Exercise data:
• • • •

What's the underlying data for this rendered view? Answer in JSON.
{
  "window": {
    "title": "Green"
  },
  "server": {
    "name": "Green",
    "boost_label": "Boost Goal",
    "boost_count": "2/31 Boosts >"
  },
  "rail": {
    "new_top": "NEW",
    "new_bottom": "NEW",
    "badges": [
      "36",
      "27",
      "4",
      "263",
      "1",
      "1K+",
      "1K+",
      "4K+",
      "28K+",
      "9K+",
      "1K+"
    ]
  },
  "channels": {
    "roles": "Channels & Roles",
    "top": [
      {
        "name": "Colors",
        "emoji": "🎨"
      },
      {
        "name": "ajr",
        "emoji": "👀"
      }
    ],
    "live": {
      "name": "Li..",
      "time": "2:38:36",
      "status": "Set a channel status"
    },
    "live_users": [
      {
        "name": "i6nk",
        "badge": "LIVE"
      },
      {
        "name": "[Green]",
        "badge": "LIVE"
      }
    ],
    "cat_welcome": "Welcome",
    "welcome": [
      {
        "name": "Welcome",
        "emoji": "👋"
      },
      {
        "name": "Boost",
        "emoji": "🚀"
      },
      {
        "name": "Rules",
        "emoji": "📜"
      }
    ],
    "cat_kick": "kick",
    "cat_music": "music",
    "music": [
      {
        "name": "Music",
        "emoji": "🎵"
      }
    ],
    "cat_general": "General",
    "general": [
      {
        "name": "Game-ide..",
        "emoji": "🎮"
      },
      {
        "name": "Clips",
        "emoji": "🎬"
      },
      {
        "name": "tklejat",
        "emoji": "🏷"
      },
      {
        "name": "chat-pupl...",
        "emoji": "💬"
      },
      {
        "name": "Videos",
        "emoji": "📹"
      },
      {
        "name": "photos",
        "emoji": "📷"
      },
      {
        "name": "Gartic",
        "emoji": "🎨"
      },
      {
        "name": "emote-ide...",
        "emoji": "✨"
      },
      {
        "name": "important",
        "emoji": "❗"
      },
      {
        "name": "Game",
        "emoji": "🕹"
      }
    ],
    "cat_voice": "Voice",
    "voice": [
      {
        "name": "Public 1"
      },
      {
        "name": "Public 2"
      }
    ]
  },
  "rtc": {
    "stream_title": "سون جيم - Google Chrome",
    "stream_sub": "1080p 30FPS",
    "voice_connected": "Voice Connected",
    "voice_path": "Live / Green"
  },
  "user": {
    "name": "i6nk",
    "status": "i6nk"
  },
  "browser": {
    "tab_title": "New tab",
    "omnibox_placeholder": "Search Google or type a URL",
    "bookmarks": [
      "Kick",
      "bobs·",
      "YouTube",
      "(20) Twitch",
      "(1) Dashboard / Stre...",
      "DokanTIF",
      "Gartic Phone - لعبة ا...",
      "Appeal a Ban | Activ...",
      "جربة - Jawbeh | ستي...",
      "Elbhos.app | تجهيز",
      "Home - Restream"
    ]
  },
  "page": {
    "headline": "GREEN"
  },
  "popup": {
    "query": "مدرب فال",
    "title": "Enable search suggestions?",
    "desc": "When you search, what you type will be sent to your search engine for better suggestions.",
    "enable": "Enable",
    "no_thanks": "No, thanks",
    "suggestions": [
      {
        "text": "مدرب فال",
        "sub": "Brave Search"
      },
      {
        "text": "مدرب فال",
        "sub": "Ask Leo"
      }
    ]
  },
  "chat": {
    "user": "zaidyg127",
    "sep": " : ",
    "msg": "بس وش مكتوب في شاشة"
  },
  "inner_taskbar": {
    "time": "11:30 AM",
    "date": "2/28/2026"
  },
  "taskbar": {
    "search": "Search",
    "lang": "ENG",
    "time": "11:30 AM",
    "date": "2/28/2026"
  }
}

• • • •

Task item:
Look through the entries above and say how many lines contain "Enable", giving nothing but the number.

Expected answer:
2